Evelyn Racette is a South Dakota native who studied music performance at the University of South Dakota. She quickly realized that the job prospects were slim and pursued a Master of Public Administration. She fell in love with the field of local government administration after riding a garbage truck, filling potholes and watching the treatment of water and wastewater during an internship for the City of Vermillion, SD. She continued in local government administration in Prairie City, IA, Fort Atkinson, WI and, most recently, Pinetop-Lakeside, AZ. She is passionate about relationships and loves to engage people in local government.
About College of Humanities and Social Sciences

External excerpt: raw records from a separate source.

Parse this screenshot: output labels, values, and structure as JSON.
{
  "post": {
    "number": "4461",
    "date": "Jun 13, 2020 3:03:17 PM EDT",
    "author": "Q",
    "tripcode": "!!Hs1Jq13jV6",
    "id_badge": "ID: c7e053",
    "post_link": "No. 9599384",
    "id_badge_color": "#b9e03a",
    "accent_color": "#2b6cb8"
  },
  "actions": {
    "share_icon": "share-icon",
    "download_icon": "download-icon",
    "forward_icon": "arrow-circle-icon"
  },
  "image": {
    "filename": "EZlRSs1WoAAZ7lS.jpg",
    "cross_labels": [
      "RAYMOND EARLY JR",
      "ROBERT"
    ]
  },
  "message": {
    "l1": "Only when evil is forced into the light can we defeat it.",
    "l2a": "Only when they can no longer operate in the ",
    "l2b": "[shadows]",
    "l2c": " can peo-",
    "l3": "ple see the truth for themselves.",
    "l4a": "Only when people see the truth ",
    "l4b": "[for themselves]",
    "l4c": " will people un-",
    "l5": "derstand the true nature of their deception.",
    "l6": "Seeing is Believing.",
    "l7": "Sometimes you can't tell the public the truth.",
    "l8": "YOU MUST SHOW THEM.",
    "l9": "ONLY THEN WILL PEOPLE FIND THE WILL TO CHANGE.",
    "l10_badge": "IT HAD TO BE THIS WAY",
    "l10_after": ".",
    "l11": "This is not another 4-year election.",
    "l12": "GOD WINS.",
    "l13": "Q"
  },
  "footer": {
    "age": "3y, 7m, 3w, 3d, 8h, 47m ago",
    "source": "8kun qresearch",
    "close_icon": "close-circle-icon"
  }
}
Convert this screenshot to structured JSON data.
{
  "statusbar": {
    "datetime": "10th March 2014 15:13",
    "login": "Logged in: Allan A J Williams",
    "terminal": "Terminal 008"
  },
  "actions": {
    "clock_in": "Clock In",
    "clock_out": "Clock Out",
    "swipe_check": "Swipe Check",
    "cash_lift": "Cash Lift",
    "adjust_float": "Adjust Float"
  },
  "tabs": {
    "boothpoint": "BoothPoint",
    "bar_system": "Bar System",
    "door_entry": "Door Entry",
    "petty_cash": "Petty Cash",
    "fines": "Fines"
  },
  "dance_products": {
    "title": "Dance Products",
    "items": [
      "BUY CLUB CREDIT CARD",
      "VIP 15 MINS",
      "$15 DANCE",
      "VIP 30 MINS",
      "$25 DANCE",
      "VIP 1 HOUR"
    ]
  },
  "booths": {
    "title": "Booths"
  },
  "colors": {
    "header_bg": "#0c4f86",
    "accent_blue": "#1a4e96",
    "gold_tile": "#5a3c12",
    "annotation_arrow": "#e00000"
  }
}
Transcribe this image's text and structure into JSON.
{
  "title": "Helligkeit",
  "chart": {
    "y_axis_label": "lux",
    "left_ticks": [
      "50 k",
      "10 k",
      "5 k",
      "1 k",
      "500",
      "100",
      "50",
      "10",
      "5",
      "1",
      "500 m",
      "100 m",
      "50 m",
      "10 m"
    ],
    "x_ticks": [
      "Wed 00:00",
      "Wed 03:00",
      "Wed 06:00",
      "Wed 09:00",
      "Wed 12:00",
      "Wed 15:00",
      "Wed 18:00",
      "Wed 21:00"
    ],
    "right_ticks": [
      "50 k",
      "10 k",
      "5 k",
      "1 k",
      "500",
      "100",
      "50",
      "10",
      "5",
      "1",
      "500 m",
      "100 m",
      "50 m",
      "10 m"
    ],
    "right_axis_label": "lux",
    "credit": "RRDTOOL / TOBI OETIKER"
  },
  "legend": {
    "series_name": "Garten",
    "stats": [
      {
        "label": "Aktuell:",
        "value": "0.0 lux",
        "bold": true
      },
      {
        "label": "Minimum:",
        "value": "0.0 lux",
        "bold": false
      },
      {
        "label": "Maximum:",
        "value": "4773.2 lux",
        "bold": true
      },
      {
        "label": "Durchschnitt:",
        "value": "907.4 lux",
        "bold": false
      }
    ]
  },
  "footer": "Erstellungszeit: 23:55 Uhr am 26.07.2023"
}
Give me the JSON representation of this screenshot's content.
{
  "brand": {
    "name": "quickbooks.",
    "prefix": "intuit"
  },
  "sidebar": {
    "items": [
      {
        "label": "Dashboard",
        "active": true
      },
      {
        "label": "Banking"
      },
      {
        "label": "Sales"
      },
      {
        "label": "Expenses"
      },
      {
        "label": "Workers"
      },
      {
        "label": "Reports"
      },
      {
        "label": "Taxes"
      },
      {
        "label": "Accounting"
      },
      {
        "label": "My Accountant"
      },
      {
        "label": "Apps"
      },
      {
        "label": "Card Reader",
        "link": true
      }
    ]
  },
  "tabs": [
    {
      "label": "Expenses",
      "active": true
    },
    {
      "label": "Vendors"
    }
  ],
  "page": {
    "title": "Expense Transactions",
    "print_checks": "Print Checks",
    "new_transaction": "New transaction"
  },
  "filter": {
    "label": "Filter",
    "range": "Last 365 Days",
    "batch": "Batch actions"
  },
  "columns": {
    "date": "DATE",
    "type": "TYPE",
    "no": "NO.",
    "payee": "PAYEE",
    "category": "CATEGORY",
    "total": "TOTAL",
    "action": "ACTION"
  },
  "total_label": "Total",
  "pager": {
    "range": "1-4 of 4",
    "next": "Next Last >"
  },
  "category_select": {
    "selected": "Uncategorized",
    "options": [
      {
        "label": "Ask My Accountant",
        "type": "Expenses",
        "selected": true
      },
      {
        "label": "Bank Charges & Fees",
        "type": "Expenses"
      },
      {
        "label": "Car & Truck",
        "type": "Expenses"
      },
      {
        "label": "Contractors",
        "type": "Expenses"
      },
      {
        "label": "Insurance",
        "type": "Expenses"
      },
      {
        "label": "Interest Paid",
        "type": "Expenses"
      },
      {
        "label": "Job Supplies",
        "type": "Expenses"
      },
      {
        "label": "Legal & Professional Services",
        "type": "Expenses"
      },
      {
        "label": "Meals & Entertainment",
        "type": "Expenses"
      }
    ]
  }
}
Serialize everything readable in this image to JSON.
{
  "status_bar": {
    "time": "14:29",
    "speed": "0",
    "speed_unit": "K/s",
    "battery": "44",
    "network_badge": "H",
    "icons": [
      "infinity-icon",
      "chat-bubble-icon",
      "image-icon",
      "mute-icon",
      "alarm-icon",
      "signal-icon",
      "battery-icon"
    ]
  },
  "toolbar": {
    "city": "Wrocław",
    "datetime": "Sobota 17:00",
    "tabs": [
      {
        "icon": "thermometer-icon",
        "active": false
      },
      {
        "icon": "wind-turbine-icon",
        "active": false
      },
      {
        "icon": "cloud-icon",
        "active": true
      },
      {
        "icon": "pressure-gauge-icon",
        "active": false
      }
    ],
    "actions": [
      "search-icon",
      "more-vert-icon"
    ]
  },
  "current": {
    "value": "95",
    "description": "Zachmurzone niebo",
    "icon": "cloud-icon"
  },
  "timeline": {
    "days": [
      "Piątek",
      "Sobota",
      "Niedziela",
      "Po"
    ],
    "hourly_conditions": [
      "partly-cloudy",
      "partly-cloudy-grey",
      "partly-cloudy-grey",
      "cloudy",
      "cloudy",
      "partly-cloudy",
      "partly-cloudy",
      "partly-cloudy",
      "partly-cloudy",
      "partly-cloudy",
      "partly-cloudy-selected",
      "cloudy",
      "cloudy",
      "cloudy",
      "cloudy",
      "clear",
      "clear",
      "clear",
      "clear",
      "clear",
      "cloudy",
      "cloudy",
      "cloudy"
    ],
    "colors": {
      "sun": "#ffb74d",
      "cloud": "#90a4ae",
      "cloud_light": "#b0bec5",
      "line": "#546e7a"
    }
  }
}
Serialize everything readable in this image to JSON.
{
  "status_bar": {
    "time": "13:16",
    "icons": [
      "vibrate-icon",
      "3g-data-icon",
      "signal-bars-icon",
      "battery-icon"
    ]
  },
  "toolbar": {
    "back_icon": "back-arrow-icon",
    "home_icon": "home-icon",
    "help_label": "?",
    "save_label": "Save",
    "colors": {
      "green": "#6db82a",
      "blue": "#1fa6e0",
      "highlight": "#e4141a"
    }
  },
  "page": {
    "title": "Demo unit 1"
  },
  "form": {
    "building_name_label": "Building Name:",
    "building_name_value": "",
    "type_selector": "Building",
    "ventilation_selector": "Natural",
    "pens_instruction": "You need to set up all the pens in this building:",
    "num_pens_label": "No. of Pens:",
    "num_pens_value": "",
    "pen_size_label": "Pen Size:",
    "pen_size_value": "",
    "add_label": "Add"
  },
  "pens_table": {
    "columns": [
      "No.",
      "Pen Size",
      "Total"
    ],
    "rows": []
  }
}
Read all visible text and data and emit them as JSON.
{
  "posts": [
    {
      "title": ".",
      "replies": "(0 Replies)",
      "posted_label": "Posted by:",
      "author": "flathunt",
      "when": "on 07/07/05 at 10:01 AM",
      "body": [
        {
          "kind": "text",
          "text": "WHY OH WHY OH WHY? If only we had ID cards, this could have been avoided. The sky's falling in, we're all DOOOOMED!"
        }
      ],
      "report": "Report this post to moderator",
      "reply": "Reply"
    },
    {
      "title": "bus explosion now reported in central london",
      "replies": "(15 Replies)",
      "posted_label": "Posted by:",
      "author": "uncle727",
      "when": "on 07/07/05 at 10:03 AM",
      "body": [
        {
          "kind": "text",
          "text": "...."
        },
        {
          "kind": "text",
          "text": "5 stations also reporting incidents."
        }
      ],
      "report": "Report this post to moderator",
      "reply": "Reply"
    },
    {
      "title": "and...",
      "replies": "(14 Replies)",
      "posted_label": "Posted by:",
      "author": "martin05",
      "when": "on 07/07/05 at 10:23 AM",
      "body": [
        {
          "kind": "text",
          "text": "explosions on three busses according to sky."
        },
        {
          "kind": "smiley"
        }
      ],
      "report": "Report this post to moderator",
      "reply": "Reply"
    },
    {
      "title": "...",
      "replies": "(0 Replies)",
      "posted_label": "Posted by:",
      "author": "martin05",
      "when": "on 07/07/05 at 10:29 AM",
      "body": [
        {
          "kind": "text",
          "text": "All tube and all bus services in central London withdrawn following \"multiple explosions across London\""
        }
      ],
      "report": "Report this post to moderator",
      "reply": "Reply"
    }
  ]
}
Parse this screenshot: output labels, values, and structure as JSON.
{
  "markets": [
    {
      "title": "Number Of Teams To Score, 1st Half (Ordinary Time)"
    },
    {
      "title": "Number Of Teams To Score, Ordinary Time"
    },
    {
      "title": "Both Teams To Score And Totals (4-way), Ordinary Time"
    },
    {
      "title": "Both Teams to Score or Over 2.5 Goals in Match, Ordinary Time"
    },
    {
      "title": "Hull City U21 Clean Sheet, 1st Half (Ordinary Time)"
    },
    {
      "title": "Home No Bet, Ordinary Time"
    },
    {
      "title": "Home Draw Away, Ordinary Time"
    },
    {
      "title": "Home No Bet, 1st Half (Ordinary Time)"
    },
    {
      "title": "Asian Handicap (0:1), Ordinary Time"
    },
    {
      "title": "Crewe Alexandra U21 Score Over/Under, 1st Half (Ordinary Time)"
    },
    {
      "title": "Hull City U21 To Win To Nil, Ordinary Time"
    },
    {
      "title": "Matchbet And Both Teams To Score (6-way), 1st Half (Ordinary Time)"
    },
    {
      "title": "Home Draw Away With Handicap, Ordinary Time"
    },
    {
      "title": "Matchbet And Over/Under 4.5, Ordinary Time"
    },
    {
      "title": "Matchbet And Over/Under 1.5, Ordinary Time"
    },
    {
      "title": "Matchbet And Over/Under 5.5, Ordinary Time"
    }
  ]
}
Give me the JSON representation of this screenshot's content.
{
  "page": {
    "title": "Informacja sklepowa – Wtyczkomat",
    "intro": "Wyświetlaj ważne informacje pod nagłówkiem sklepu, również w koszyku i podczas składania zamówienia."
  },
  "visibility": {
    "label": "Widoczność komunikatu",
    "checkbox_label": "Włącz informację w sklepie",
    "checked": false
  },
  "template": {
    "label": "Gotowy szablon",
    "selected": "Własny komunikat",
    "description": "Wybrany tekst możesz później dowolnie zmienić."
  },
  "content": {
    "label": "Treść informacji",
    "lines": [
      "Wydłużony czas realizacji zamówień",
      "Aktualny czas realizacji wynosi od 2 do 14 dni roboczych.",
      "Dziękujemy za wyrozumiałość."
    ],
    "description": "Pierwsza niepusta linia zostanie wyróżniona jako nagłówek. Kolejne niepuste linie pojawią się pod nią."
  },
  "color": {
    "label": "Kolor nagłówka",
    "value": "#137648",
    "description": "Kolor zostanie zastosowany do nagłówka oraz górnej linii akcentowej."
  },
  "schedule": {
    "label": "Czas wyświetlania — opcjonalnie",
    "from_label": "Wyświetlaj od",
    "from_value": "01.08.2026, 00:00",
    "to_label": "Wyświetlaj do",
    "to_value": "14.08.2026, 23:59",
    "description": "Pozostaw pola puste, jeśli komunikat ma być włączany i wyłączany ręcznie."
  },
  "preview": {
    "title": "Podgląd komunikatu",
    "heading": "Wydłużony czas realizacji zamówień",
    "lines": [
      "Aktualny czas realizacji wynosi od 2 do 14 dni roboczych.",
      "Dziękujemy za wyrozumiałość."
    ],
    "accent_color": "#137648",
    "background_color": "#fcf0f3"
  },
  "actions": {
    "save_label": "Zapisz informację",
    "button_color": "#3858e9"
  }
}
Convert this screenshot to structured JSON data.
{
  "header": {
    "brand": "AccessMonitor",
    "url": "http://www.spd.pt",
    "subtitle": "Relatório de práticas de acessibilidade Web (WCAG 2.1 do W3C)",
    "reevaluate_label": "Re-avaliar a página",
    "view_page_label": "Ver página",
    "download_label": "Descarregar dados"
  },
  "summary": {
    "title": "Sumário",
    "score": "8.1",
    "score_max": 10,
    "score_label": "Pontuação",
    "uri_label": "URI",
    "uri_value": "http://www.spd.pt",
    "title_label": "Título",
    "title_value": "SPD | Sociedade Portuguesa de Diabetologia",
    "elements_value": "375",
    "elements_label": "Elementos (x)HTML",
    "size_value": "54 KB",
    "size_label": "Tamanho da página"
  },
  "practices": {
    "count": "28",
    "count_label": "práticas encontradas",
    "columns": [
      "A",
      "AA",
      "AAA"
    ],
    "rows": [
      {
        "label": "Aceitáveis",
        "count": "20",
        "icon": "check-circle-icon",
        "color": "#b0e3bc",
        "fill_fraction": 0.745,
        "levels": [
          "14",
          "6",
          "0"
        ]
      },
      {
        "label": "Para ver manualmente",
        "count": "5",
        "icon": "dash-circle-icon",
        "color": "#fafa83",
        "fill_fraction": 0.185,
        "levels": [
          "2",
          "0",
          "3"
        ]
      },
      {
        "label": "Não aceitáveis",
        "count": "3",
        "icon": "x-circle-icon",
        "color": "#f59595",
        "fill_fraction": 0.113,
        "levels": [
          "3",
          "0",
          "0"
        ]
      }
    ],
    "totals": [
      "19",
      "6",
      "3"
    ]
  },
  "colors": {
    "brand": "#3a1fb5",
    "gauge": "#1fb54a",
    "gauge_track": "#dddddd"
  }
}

As the title of our blog suggests, these posts by College of Humanities and Social Sciences (CHSS) faculty and special guests will engage, inform and challenge you in a myriad of ways. The posts reflect the diversity of our programs of study: degrees that are traditional (history), current (justice studies and communications), academic (English literature) and career-oriented (psychology, counseling, criminal justice and government). Here, there is something for everyone.